Regular liquid breaks were taken to help combat the searing heat, which kept everyone on a high morale level. What really impressed me however, is just how happy Hakoishi Sensei is at practising his karate. After so many years of training, he's still playing with it like a new toy. This enthusiasm is definitely infectious!

After the lunch break Kihon Kumite was addressed, running through 1-4 on Saturday and 5-10 on Sunday. The higher Dan grades were lined up as the lower Dan grades (everyone here was at least a shodan, quite possibly I was the youngest and lowest rank there) took turns to practice with them. Each Sensei had a different piece of advice to give and a different way of looking at and correcting my performances, so to get the most out of this session I trained with as many Sensei as possible!

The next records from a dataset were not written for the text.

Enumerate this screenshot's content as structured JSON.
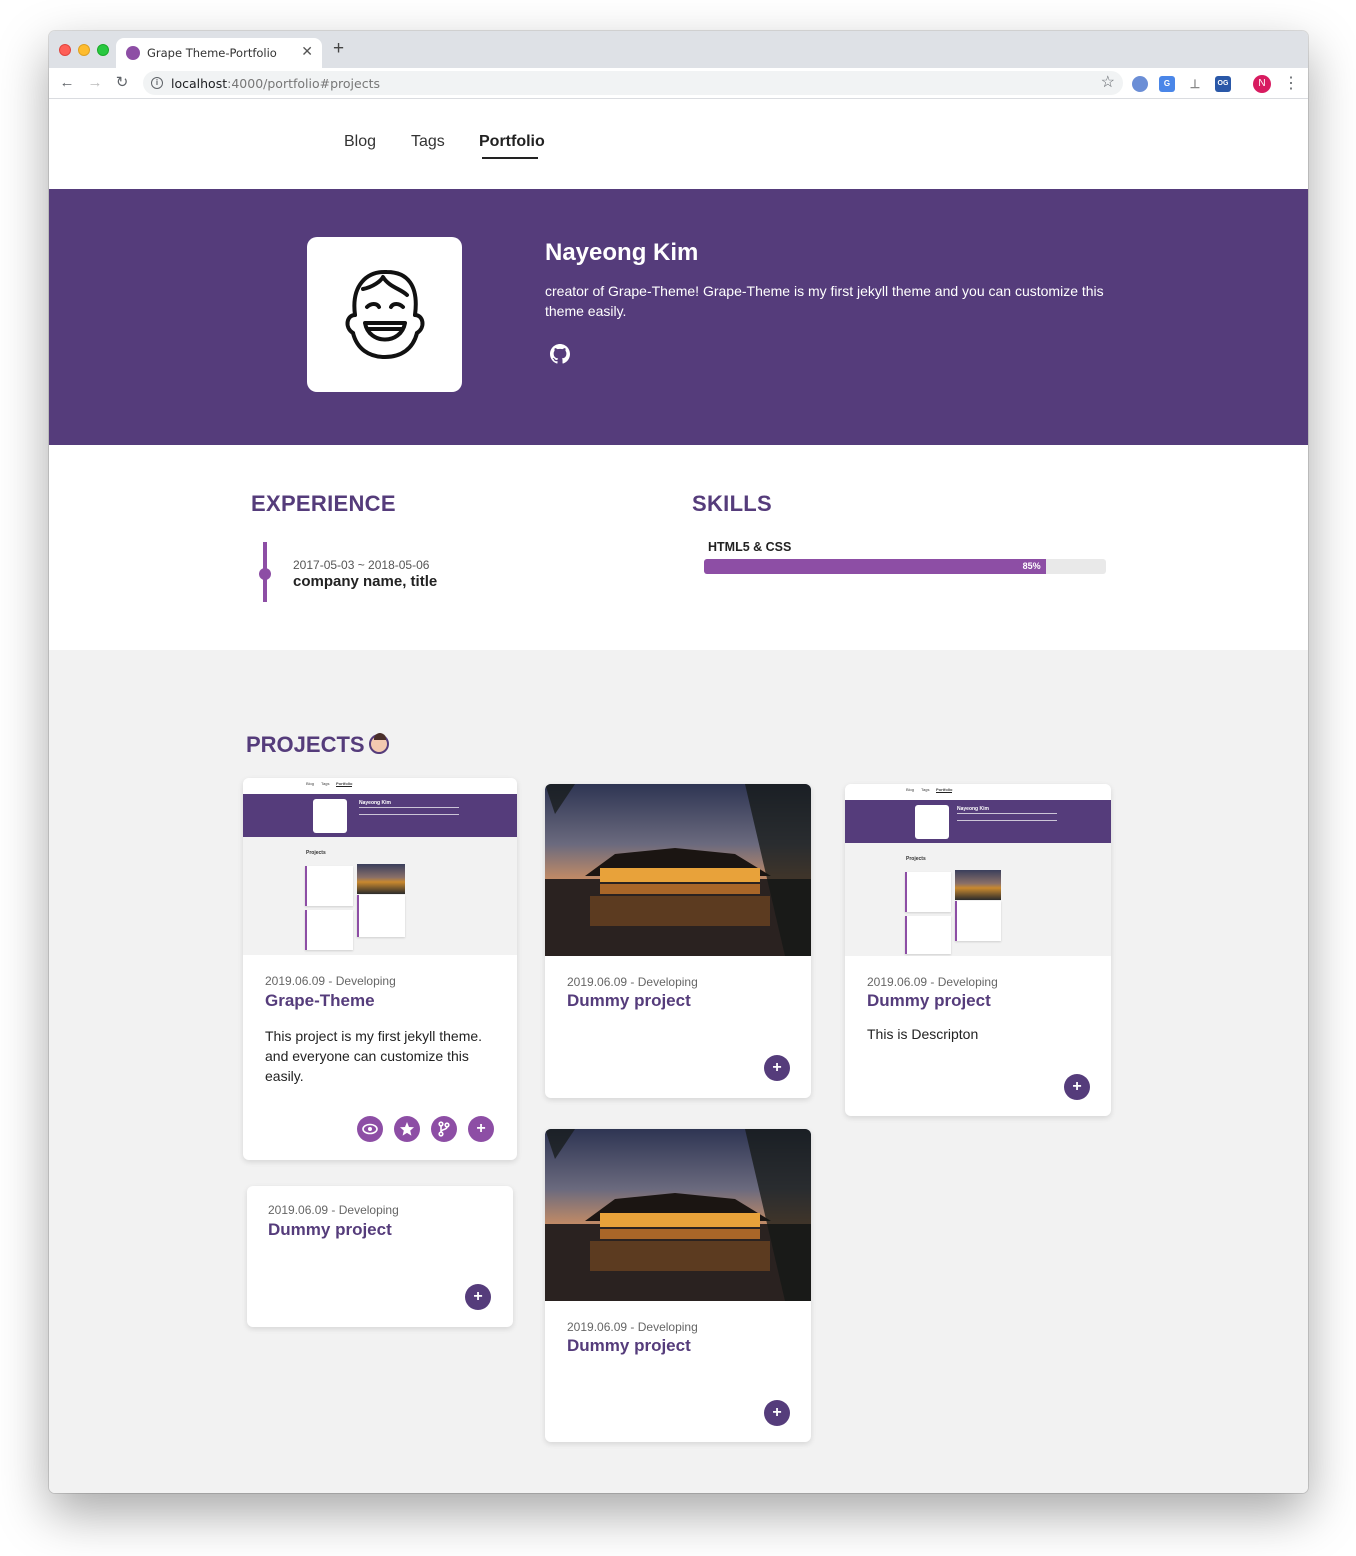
{
  "browser": {
    "tab_title": "Grape Theme-Portfolio",
    "new_tab": "+",
    "url_host": "localhost",
    "url_path": ":4000/portfolio#projects",
    "profile_initial": "N",
    "ext_og": "OG"
  },
  "nav": {
    "items": [
      {
        "label": "Blog"
      },
      {
        "label": "Tags"
      },
      {
        "label": "Portfolio"
      }
    ]
  },
  "profile": {
    "name": "Nayeong Kim",
    "bio": "creator of Grape-Theme! Grape-Theme is my first jekyll theme and you can customize this theme easily."
  },
  "experience": {
    "title": "EXPERIENCE",
    "items": [
      {
        "date": "2017-05-03 ~ 2018-05-06",
        "title": "company name, title"
      }
    ]
  },
  "skills": {
    "title": "SKILLS",
    "items": [
      {
        "name": "HTML5 & CSS",
        "percent": 85,
        "percent_label": "85%"
      }
    ]
  },
  "projects": {
    "title": "PROJECTS",
    "cards": [
      {
        "date": "2019.06.09 - Developing",
        "title": "Grape-Theme",
        "description": "This project is my first jekyll theme. and everyone can customize this easily."
      },
      {
        "date": "2019.06.09 - Developing",
        "title": "Dummy project",
        "description": ""
      },
      {
        "date": "2019.06.09 - Developing",
        "title": "Dummy project",
        "description": "This is Descripton"
      },
      {
        "date": "2019.06.09 - Developing",
        "title": "Dummy project",
        "description": ""
      },
      {
        "date": "2019.06.09 - Developing",
        "title": "Dummy project",
        "description": ""
      }
    ],
    "thumbnail": {
      "nav": [
        "Blog",
        "Tags",
        "Portfolio"
      ],
      "name": "Nayeong Kim",
      "section": "Projects"
    }
  },
  "colors": {
    "brand": "#553c7b",
    "accent": "#8d4ea5",
    "background": "#f2f2f2"
  }
}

Saturday's session finished at 4:00. There wasn't much time for speaking at the end as Arakawa Sensei had to get back for the evening session (he had thankfully given Fabian Sensei and I the evening off), and then head out for a meal. The reason? It was Arakawa Sensei's Birthday! All of that training on such a day just shows how dedicated he is to karate. Food, laughs and some beers were had (though not too much beer, we were training the next day after all).

Sunday was just as hot as Saturday, so we were thankful for training in just the morning (the afternoon was a dan grading). Kata was first, and unfortunately it was Kushanku first- unfortunately because it's very much my worst kata and it became victim to the scrutiny of the top Wado Practitioners of Japan. Oh my.

We ran through the other Kata, all of which were new to me. Thankfully all the other Sensei were aware of this and helped me through with both basic movements and the more essential details. I would've loved to have spent more time on the kata, but I appreciate it wasn't the time for learning.

Kihon Kumite 5-10 was also done a bit faster than I would have liked, but as we had to finish by 12pm the schedule was tight already. However this does not stop this weekend being an invaluable seminar that has helped improve my understanding of Kata and Kihon Kumite to no end, and maybe I have found a new favourite kata in Jitte!

After the Seminar: mini-post

As it was such a beautiful day, Arakawa Sensei thought it would be a shame to waste it- so he took Fabian Sensei and me to the Umihotaru on the Tokyo Aqua Line. Wikipedia can say much more about it than I can on this page, but the line itself is a very impressive structural achievement.

We all took this opportunity to put our feet up- of course, being karateka we took this a little literally...